• Impact penetration of Europa's ice crust as a mechanism for formation of chaos terrain

      Cox, R.; Ong, L. C. F.; Arakawa, M.; Scheider, K. C. (The Meteoritical Society, 2008-01-01)
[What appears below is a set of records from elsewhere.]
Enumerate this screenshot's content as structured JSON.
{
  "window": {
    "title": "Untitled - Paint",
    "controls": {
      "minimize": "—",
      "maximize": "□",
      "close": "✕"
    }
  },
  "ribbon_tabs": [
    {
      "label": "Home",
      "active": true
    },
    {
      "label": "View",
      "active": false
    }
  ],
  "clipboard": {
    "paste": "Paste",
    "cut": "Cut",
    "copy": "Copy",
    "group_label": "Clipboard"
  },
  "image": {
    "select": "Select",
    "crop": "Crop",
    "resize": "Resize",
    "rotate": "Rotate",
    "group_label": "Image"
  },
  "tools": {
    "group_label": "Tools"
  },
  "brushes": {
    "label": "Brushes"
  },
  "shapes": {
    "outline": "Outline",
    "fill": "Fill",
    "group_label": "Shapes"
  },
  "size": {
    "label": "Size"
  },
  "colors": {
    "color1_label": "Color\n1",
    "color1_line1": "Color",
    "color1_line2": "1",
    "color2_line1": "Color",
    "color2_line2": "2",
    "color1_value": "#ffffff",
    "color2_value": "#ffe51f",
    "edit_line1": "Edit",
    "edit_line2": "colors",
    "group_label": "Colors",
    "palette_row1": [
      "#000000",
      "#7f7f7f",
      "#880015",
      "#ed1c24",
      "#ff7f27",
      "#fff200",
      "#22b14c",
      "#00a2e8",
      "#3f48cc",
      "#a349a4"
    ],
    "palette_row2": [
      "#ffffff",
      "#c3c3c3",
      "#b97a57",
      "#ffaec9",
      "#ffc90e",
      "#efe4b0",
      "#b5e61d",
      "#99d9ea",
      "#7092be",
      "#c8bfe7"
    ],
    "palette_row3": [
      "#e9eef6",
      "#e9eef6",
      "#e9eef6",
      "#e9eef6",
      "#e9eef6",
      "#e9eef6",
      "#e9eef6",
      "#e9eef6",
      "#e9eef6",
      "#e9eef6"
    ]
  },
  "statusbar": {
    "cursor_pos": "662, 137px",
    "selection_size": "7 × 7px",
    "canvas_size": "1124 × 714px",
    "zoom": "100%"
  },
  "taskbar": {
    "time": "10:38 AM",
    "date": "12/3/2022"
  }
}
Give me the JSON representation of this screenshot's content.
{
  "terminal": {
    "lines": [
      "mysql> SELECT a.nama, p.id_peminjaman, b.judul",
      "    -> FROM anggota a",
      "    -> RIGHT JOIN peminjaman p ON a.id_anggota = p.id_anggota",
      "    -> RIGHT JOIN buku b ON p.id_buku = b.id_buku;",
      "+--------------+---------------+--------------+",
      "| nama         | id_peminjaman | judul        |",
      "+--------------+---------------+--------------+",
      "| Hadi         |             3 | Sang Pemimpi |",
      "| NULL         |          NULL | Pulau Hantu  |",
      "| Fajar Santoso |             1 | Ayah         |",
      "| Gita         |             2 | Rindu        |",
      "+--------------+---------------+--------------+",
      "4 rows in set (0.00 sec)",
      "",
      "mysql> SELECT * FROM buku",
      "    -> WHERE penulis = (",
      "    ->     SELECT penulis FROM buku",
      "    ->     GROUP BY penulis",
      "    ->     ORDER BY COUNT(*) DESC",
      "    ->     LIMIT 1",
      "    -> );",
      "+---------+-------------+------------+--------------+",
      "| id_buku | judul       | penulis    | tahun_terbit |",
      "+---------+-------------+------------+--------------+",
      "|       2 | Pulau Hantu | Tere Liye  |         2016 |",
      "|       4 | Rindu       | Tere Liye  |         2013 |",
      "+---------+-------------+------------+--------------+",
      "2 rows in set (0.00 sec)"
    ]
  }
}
      Ice thickness estimates and impactor dynamics indicate that some impacts must breach Europas ice crust; and outcomes of impact experiments using ice-over-water targets range from simple craters to chaos-like destroyed zones, depending on impact energy and ice competence. Firstorder impacts--into thick ice or at low impact energy--produce craters. Second-order impacts punch through the ice, making holes that resemble raft-free chaos areas. Third-order impacts--into thinnest ice or at highest energy--produce large irregular raft-filled zones similar to platy chaos. Other evidence for an impact origin for chaos areas comes from the size-frequency distribution of chaos+craters on Europa, which matches the impact production functions of Ganymede and Callisto; and from small craters around the large chaos area Thera Macula, which decrease in average size and density per unit area as a function of distance from Theras center. There are no tiny chaos areas and no craters 50 km diameter. This suggests that small impactors never penetrate, whereas large ones (berPenetrators: 2.5 km diameter at average impact velocity) always do. Existence of both craters and chaos areas in the size range 2-40 km diameter points to spatial/temporal variation in crust thickness. But in this size range, craters are progressively outnumbered by chaos areas at larger diameters, suggesting that probability of penetration increases with increasing scale of impact. If chaos areas do represent impact sites, then Europas surface is older than previously thought. The recalculated resurfacing age is 480 (-302/+960) Ma: greater than prior estimates, but still very young by solar system standards.